You can do the math. He definitely had his share of bogeys but we are looking for hard-chargers this week and even at 43 years of age, Palmer is that dude.
He holds the course record for a round of 10 under at Nine Bridges and guess what, that was the last round played here.
It was his first time playing this course and his score got progressively better each round.
I think Palmer is a super sleeper!
I love this guy’s swagger.
Yes, I said swagger, not swag. I’m 37 and would like to consider myself just outside of millennial status.
I do sometimes take pictures of my food and wouldn’t mind living in a sprinter van so I guess I’m a tweener for Gen X and the Mil’s.
Gary is up there with me, though, at 35.
You can see the soul in his step. He definitely doesn’t move around like your stereotypical golfer.
I noticed this and then after some research, it all made sense.
He was a basketball player that grew up during the heydey of hip hop.
Normally, for almost any professional golfer, the gentleman’s game has been their #1 for nearly their entire lives.
This game takes that much dedication.
Woodland first went to college on a hoops scholarship but soon transferred to a bigger school, the University of Kansas, to play golf.
He has 4 professional wins but really came into his own last season working his way up to a top 20 Official World Golf Ranking and even won the US Open holding off Big Poppa Brooks Koepka for his first Major victory.
Gary is a top ten driver of the golf ball and top five in birdies. Just like Palmer, he goes for it.
Woodland has struggled with his putting before but it didn’t slow him down last year at the CJ Cup when, if it weren’t for Brooks Koepka, he would have won.
That was his first appearance of the year too and he already dusted off in Vegas last week.
Hold off on the Soju for just a minute, guys.
We are almost done.
Have some kimchi.

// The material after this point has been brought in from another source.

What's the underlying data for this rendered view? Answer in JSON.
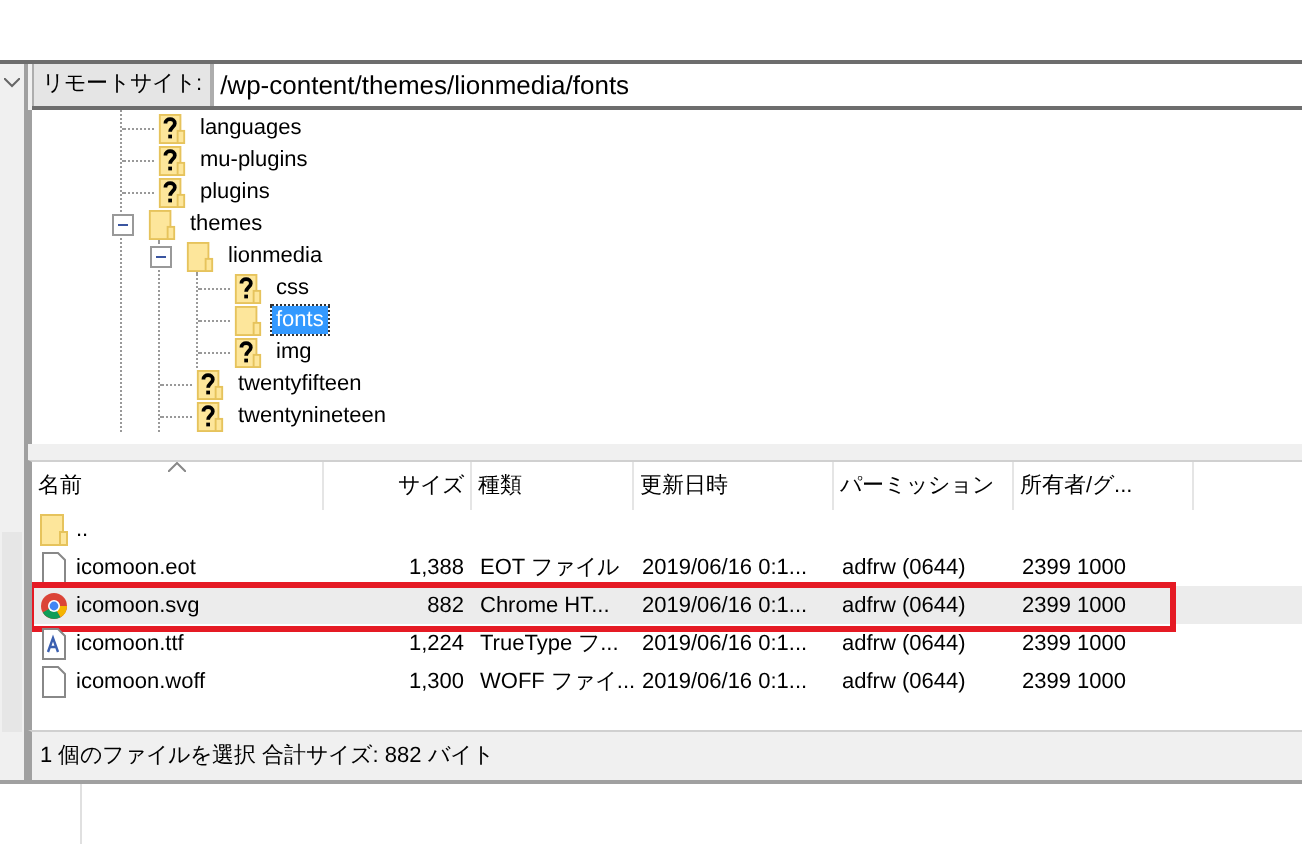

That’ll cure your inkling for some spice as well as improve the health of your gut twofold.
It is your second brain, after all. 80% of your baseline happiness emotion, serotonin, is made down there.
It’s the food, man…
Americans could definitely use more fermented foods in their life.
The Koreans have that one figured out and soon, it appears, they will have golf figured out.
The PGA Women’s Tour is already being dominated by South Koreans and the PGA Tour is beginning to fill up as well.
He may also feel a ton of pressure as a 21-year-old playing not only in his home country but his hometown.
I’ll take Jason Day, Gary Woodland, and the hard-charging middle-aged maniac Ryan Palmer.
Tune in, turn up, and cash out!